On medical leave for cancer treatment since September, Jo Ann Nahirny describes in harrowing and moving detail her final medical hurdles and clearances before deciding to return to her classroom almost a month early, on Dec. 10.
The gamble of lower health premiums in exchange for higher deductibles is appealing, but people are losing the gamble and getting stuck with insurmountable expenses even as high-deductible plans are becoming more frequent by default.
Seniors spent on average $368 more than they needed to on drug coverage through Medicare Part D plans, their decisions complicated by the sheer volume of plans available–1,736 in all–and difficulties involved in determining what makes a plan a good choice, a Health Affairs study finds.
From feeling like a human easel to a convicted felon, Matanzas teacher Jo Ann Nahirny takes us step by step through the anguish of preparing for cancer treatment and its implications–physical, financial, emotional and spiritual.
Six in ten Americans, including Catholics, said they support a requirement by the Obama administration that health plans supply free contraceptives as a preventive benefit for women.

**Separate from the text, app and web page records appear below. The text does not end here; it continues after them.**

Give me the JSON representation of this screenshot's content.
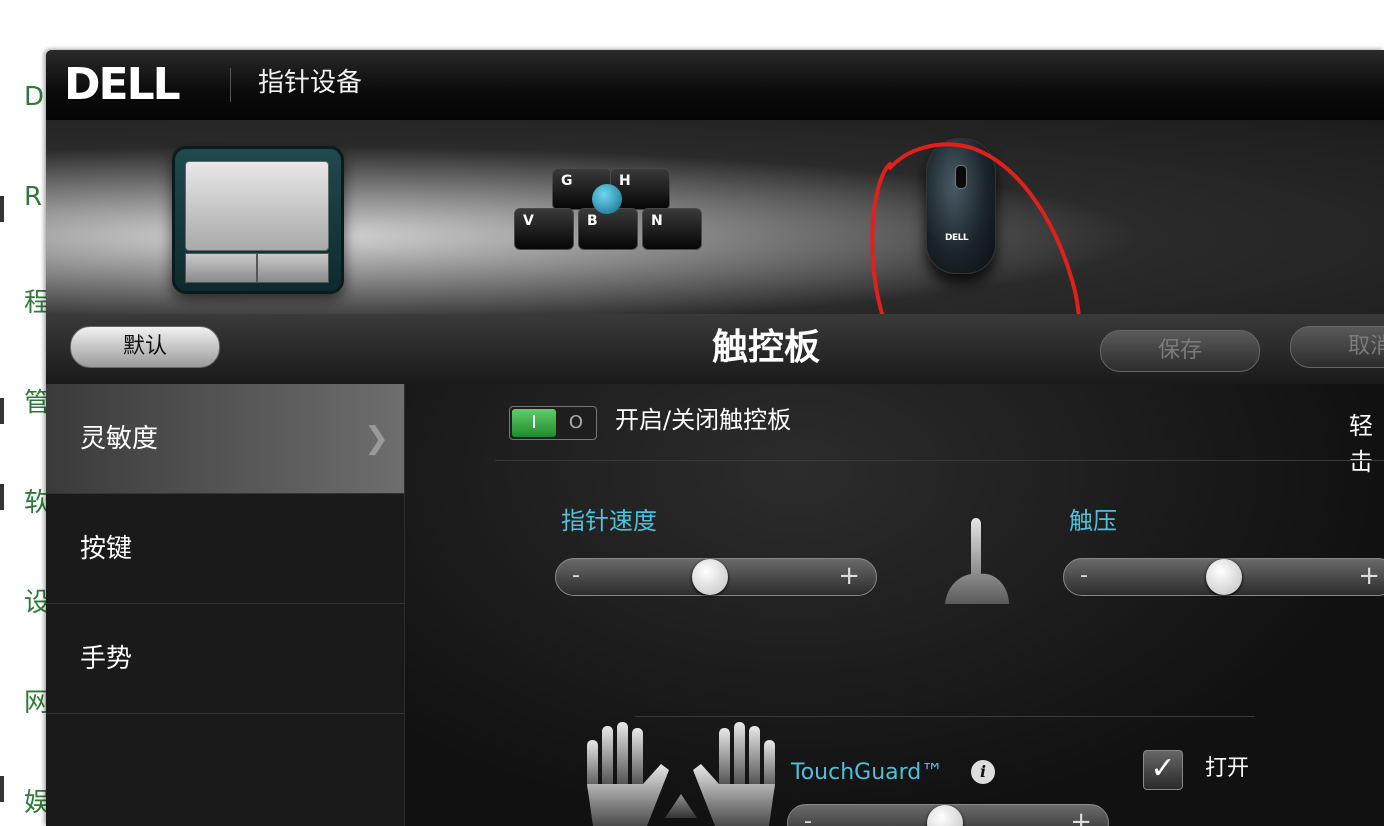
{
  "background_letters": [
    "D",
    "R",
    "程",
    "管",
    "软",
    "设",
    "网",
    "娱"
  ],
  "window": {
    "logo": "DELL",
    "title": "指针设备"
  },
  "devices": {
    "mouse_logo": "DELL",
    "keyboard_keys": [
      "G",
      "H",
      "V",
      "B",
      "N"
    ]
  },
  "toolbar": {
    "default_label": "默认",
    "panel_title": "触控板",
    "save_label": "保存",
    "cancel_label": "取消"
  },
  "sidebar": {
    "items": [
      {
        "label": "灵敏度",
        "active": true
      },
      {
        "label": "按键",
        "active": false
      },
      {
        "label": "手势",
        "active": false
      }
    ]
  },
  "content": {
    "toggle": {
      "on_text": "I",
      "off_text": "O",
      "label": "开启/关闭触控板"
    },
    "clipped_label": "轻击",
    "pointer_speed": {
      "label": "指针速度",
      "minus": "-",
      "plus": "+",
      "value": 0.48
    },
    "touch_pressure": {
      "label": "触压",
      "minus": "-",
      "plus": "+",
      "value": 0.48
    },
    "touchguard": {
      "label": "TouchGuard™",
      "minus": "-",
      "plus": "+",
      "value": 0.49
    },
    "enable_checkbox": {
      "checked": true,
      "label": "打开",
      "check_mark": "✓"
    },
    "info_glyph": "i"
  },
  "colors": {
    "accent_label": "#4fc0d8",
    "toggle_on": "#2f9a3c",
    "annotation_circle": "#e0201a",
    "background_letters": "#2f7a3a"
  }
}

Women registered as independents favor the rule by a 2-1 margin.
The United States Conference of Catholic Bishops is promising a legal challenge to federal rules requiring health insurers to provide women with a range of preventive health services, including birth control, without charging a co-payment, co-insurance or deductible.
Democratic members of the Democratic-controlled Washington State legislature introduced a bill that would require private and public insurers that provide maternity coverage to cover abortion services as well.
More than 660,000 of those currently covered by Medicaid are children, and could be booted off the rolls if their parents have to pay $10 a month in premiums, as the Florida Legislature is proposing.
Walmart wants to become by “the largest provider of primary healthcare services in the nation,” according to a request for information from potential partners sent the same week Walmart–the nation’s largest private employer–scaled back its health coverage for employees.
Health insurance premium costs rose 9 percent for families in 2011, reversing four years of slower premium increases and again raising questions about long-term health costs.